Task to complete:
Please print every record exactly as it stands, leaving out the pictures.

################

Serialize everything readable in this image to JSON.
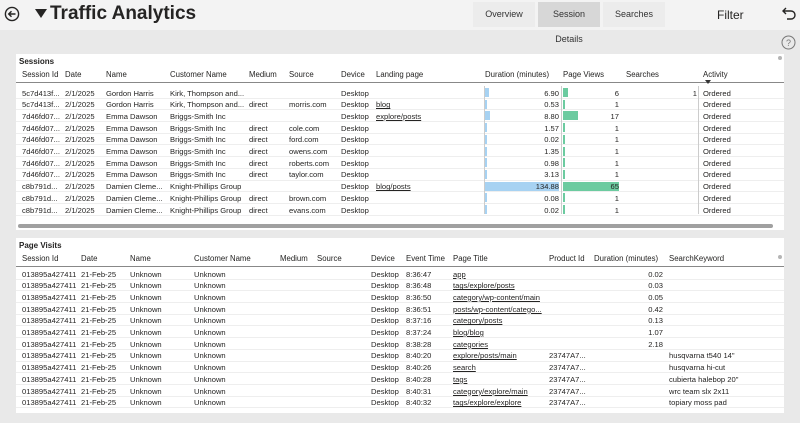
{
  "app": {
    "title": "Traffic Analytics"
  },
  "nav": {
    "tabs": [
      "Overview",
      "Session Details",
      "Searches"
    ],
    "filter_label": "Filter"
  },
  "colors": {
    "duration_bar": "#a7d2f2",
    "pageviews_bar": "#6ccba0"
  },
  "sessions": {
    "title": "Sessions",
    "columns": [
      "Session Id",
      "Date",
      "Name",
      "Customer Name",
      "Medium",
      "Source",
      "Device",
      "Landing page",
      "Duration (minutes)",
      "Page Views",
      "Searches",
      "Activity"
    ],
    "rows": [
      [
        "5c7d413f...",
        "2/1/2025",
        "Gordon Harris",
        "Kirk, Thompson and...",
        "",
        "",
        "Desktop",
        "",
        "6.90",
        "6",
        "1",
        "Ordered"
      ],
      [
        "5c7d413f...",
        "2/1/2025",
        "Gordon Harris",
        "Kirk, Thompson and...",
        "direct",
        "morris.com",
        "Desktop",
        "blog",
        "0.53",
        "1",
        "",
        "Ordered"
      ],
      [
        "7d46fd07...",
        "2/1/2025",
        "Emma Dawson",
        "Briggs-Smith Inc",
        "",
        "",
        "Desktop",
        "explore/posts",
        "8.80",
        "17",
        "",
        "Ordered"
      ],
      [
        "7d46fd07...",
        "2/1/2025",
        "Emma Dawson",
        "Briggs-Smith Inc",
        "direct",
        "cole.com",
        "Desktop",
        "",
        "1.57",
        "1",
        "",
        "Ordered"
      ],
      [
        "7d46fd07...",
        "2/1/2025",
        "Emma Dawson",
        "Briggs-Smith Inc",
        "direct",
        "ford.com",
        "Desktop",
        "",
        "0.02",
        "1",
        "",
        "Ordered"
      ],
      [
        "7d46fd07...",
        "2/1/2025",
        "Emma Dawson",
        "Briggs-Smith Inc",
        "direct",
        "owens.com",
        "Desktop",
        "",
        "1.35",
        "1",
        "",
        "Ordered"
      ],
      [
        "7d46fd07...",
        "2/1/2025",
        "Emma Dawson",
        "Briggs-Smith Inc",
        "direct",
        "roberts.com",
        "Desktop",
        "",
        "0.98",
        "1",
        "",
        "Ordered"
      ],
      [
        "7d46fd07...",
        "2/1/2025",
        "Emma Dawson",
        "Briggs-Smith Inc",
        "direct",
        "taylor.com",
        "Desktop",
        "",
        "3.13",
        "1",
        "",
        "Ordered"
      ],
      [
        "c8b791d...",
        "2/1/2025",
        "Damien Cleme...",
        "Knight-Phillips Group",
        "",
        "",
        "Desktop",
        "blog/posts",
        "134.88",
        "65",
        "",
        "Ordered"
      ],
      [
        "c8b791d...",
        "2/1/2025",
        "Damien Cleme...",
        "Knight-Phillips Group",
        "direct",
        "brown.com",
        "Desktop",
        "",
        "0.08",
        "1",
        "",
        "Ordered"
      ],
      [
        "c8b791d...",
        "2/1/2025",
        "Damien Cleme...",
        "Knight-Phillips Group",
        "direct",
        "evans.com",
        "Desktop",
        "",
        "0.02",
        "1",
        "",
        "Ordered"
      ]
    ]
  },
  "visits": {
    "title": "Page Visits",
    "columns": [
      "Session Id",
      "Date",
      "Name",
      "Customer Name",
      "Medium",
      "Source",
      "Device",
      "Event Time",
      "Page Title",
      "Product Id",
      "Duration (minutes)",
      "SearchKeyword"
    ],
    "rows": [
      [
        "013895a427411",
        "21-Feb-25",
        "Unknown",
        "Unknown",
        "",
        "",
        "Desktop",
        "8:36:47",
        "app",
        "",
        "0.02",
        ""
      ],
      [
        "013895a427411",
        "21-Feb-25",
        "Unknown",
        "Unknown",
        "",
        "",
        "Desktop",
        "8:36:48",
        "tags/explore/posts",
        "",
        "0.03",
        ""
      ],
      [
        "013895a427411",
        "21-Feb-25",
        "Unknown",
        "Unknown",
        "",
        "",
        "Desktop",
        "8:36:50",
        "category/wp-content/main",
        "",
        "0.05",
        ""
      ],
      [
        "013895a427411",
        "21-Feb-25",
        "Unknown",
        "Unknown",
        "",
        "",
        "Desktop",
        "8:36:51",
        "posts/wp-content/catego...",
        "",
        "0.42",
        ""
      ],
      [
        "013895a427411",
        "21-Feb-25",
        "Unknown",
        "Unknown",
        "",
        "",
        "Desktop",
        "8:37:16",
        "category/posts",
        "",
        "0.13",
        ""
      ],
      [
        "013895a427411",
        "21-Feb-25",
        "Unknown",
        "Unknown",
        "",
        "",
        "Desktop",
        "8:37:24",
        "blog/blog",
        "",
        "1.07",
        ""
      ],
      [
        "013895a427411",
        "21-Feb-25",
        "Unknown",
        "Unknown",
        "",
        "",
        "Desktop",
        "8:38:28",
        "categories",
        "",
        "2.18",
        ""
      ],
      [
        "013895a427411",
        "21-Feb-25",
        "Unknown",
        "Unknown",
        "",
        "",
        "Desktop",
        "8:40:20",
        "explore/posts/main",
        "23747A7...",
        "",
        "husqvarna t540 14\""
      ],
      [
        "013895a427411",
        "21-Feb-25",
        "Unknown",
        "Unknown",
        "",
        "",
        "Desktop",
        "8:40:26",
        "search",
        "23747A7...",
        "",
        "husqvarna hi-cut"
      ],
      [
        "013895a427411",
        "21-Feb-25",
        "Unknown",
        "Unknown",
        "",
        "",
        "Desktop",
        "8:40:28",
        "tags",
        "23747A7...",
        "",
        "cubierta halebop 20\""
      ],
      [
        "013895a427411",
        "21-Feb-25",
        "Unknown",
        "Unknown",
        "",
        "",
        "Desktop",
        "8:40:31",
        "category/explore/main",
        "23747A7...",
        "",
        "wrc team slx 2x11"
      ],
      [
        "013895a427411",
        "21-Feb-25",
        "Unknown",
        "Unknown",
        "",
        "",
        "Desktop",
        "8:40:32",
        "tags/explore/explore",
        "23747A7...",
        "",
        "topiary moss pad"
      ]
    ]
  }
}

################

Response box:
Serialize everything readable in this image to JSON.
{
  "app": {
    "title": "Traffic Analytics"
  },
  "nav": {
    "tabs": [
      "Overview",
      "Session Details",
      "Searches"
    ],
    "filter_label": "Filter"
  },
  "colors": {
    "duration_bar": "#a7d2f2",
    "pageviews_bar": "#6ccba0"
  },
  "sessions": {
    "title": "Sessions",
    "columns": [
      "Session Id",
      "Date",
      "Name",
      "Customer Name",
      "Medium",
      "Source",
      "Device",
      "Landing page",
      "Duration (minutes)",
      "Page Views",
      "Searches",
      "Activity"
    ],
    "rows": [
      [
        "5c7d413f...",
        "2/1/2025",
        "Gordon Harris",
        "Kirk, Thompson and...",
        "",
        "",
        "Desktop",
        "",
        "6.90",
        "6",
        "1",
        "Ordered"
      ],
      [
        "5c7d413f...",
        "2/1/2025",
        "Gordon Harris",
        "Kirk, Thompson and...",
        "direct",
        "morris.com",
        "Desktop",
        "blog",
        "0.53",
        "1",
        "",
        "Ordered"
      ],
      [
        "7d46fd07...",
        "2/1/2025",
        "Emma Dawson",
        "Briggs-Smith Inc",
        "",
        "",
        "Desktop",
        "explore/posts",
        "8.80",
        "17",
        "",
        "Ordered"
      ],
      [
        "7d46fd07...",
        "2/1/2025",
        "Emma Dawson",
        "Briggs-Smith Inc",
        "direct",
        "cole.com",
        "Desktop",
        "",
        "1.57",
        "1",
        "",
        "Ordered"
      ],
      [
        "7d46fd07...",
        "2/1/2025",
        "Emma Dawson",
        "Briggs-Smith Inc",
        "direct",
        "ford.com",
        "Desktop",
        "",
        "0.02",
        "1",
        "",
        "Ordered"
      ],
      [
        "7d46fd07...",
        "2/1/2025",
        "Emma Dawson",
        "Briggs-Smith Inc",
        "direct",
        "owens.com",
        "Desktop",
        "",
        "1.35",
        "1",
        "",
        "Ordered"
      ],
      [
        "7d46fd07...",
        "2/1/2025",
        "Emma Dawson",
        "Briggs-Smith Inc",
        "direct",
        "roberts.com",
        "Desktop",
        "",
        "0.98",
        "1",
        "",
        "Ordered"
      ],
      [
        "7d46fd07...",
        "2/1/2025",
        "Emma Dawson",
        "Briggs-Smith Inc",
        "direct",
        "taylor.com",
        "Desktop",
        "",
        "3.13",
        "1",
        "",
        "Ordered"
      ],
      [
        "c8b791d...",
        "2/1/2025",
        "Damien Cleme...",
        "Knight-Phillips Group",
        "",
        "",
        "Desktop",
        "blog/posts",
        "134.88",
        "65",
        "",
        "Ordered"
      ],
      [
        "c8b791d...",
        "2/1/2025",
        "Damien Cleme...",
        "Knight-Phillips Group",
        "direct",
        "brown.com",
        "Desktop",
        "",
        "0.08",
        "1",
        "",
        "Ordered"
      ],
      [
        "c8b791d...",
        "2/1/2025",
        "Damien Cleme...",
        "Knight-Phillips Group",
        "direct",
        "evans.com",
        "Desktop",
        "",
        "0.02",
        "1",
        "",
        "Ordered"
      ]
    ]
  },
  "visits": {
    "title": "Page Visits",
    "columns": [
      "Session Id",
      "Date",
      "Name",
      "Customer Name",
      "Medium",
      "Source",
      "Device",
      "Event Time",
      "Page Title",
      "Product Id",
      "Duration (minutes)",
      "SearchKeyword"
    ],
    "rows": [
      [
        "013895a427411",
        "21-Feb-25",
        "Unknown",
        "Unknown",
        "",
        "",
        "Desktop",
        "8:36:47",
        "app",
        "",
        "0.02",
        ""
      ],
      [
        "013895a427411",
        "21-Feb-25",
        "Unknown",
        "Unknown",
        "",
        "",
        "Desktop",
        "8:36:48",
        "tags/explore/posts",
        "",
        "0.03",
        ""
      ],
      [
        "013895a427411",
        "21-Feb-25",
        "Unknown",
        "Unknown",
        "",
        "",
        "Desktop",
        "8:36:50",
        "category/wp-content/main",
        "",
        "0.05",
        ""
      ],
      [
        "013895a427411",
        "21-Feb-25",
        "Unknown",
        "Unknown",
        "",
        "",
        "Desktop",
        "8:36:51",
        "posts/wp-content/catego...",
        "",
        "0.42",
        ""
      ],
      [
        "013895a427411",
        "21-Feb-25",
        "Unknown",
        "Unknown",
        "",
        "",
        "Desktop",
        "8:37:16",
        "category/posts",
        "",
        "0.13",
        ""
      ],
      [
        "013895a427411",
        "21-Feb-25",
        "Unknown",
        "Unknown",
        "",
        "",
        "Desktop",
        "8:37:24",
        "blog/blog",
        "",
        "1.07",
        ""
      ],
      [
        "013895a427411",
        "21-Feb-25",
        "Unknown",
        "Unknown",
        "",
        "",
        "Desktop",
        "8:38:28",
        "categories",
        "",
        "2.18",
        ""
      ],
      [
        "013895a427411",
        "21-Feb-25",
        "Unknown",
        "Unknown",
        "",
        "",
        "Desktop",
        "8:40:20",
        "explore/posts/main",
        "23747A7...",
        "",
        "husqvarna t540 14\""
      ],
      [
        "013895a427411",
        "21-Feb-25",
        "Unknown",
        "Unknown",
        "",
        "",
        "Desktop",
        "8:40:26",
        "search",
        "23747A7...",
        "",
        "husqvarna hi-cut"
      ],
      [
        "013895a427411",
        "21-Feb-25",
        "Unknown",
        "Unknown",
        "",
        "",
        "Desktop",
        "8:40:28",
        "tags",
        "23747A7...",
        "",
        "cubierta halebop 20\""
      ],
      [
        "013895a427411",
        "21-Feb-25",
        "Unknown",
        "Unknown",
        "",
        "",
        "Desktop",
        "8:40:31",
        "category/explore/main",
        "23747A7...",
        "",
        "wrc team slx 2x11"
      ],
      [
        "013895a427411",
        "21-Feb-25",
        "Unknown",
        "Unknown",
        "",
        "",
        "Desktop",
        "8:40:32",
        "tags/explore/explore",
        "23747A7...",
        "",
        "topiary moss pad"
      ]
    ]
  }
}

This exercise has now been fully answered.